(Component data from apps and pages)
════════════════

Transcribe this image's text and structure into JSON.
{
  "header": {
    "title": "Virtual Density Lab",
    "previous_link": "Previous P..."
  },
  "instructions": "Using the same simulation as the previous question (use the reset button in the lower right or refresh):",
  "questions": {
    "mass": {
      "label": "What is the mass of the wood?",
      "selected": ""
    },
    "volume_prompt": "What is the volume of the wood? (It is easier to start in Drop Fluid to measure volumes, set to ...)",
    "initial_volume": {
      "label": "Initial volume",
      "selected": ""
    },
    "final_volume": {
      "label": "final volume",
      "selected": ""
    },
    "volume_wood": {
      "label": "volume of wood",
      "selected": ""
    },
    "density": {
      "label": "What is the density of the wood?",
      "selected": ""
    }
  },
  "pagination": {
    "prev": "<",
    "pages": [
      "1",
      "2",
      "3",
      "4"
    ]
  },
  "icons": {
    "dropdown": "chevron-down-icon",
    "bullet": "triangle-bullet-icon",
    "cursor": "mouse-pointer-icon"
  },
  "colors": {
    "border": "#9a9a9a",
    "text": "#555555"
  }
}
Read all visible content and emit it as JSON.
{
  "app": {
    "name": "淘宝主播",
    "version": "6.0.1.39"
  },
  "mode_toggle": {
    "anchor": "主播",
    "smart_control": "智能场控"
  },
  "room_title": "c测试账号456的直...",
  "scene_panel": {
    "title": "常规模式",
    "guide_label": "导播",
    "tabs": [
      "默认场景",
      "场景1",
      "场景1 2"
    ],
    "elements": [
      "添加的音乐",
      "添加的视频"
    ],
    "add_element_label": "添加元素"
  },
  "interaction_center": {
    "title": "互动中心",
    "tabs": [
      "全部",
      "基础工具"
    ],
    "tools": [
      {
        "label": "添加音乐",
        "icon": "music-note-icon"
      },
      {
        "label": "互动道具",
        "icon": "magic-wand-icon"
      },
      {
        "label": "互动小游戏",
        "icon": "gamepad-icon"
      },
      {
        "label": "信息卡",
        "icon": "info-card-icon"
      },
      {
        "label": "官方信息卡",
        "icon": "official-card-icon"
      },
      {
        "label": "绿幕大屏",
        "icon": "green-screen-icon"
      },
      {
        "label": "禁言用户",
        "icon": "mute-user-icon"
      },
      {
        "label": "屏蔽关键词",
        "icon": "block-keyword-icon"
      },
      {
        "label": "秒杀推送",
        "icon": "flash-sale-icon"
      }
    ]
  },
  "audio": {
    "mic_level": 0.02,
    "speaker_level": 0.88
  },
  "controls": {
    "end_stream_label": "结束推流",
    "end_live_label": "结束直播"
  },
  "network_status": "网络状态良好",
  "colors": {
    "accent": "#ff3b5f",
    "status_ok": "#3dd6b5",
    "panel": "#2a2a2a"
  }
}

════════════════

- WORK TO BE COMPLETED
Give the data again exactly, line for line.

- RESPONSE BOX
Transcribe this image's text and structure into JSON.
{
  "header": {
    "title": "Virtual Density Lab",
    "previous_link": "Previous P..."
  },
  "instructions": "Using the same simulation as the previous question (use the reset button in the lower right or refresh):",
  "questions": {
    "mass": {
      "label": "What is the mass of the wood?",
      "selected": ""
    },
    "volume_prompt": "What is the volume of the wood? (It is easier to start in Drop Fluid to measure volumes, set to ...)",
    "initial_volume": {
      "label": "Initial volume",
      "selected": ""
    },
    "final_volume": {
      "label": "final volume",
      "selected": ""
    },
    "volume_wood": {
      "label": "volume of wood",
      "selected": ""
    },
    "density": {
      "label": "What is the density of the wood?",
      "selected": ""
    }
  },
  "pagination": {
    "prev": "<",
    "pages": [
      "1",
      "2",
      "3",
      "4"
    ]
  },
  "icons": {
    "dropdown": "chevron-down-icon",
    "bullet": "triangle-bullet-icon",
    "cursor": "mouse-pointer-icon"
  },
  "colors": {
    "border": "#9a9a9a",
    "text": "#555555"
  }
}
Read all visible content and emit it as JSON.
{
  "app": {
    "name": "淘宝主播",
    "version": "6.0.1.39"
  },
  "mode_toggle": {
    "anchor": "主播",
    "smart_control": "智能场控"
  },
  "room_title": "c测试账号456的直...",
  "scene_panel": {
    "title": "常规模式",
    "guide_label": "导播",
    "tabs": [
      "默认场景",
      "场景1",
      "场景1 2"
    ],
    "elements": [
      "添加的音乐",
      "添加的视频"
    ],
    "add_element_label": "添加元素"
  },
  "interaction_center": {
    "title": "互动中心",
    "tabs": [
      "全部",
      "基础工具"
    ],
    "tools": [
      {
        "label": "添加音乐",
        "icon": "music-note-icon"
      },
      {
        "label": "互动道具",
        "icon": "magic-wand-icon"
      },
      {
        "label": "互动小游戏",
        "icon": "gamepad-icon"
      },
      {
        "label": "信息卡",
        "icon": "info-card-icon"
      },
      {
        "label": "官方信息卡",
        "icon": "official-card-icon"
      },
      {
        "label": "绿幕大屏",
        "icon": "green-screen-icon"
      },
      {
        "label": "禁言用户",
        "icon": "mute-user-icon"
      },
      {
        "label": "屏蔽关键词",
        "icon": "block-keyword-icon"
      },
      {
        "label": "秒杀推送",
        "icon": "flash-sale-icon"
      }
    ]
  },
  "audio": {
    "mic_level": 0.02,
    "speaker_level": 0.88
  },
  "controls": {
    "end_stream_label": "结束推流",
    "end_live_label": "结束直播"
  },
  "network_status": "网络状态良好",
  "colors": {
    "accent": "#ff3b5f",
    "status_ok": "#3dd6b5",
    "panel": "#2a2a2a"
  }
}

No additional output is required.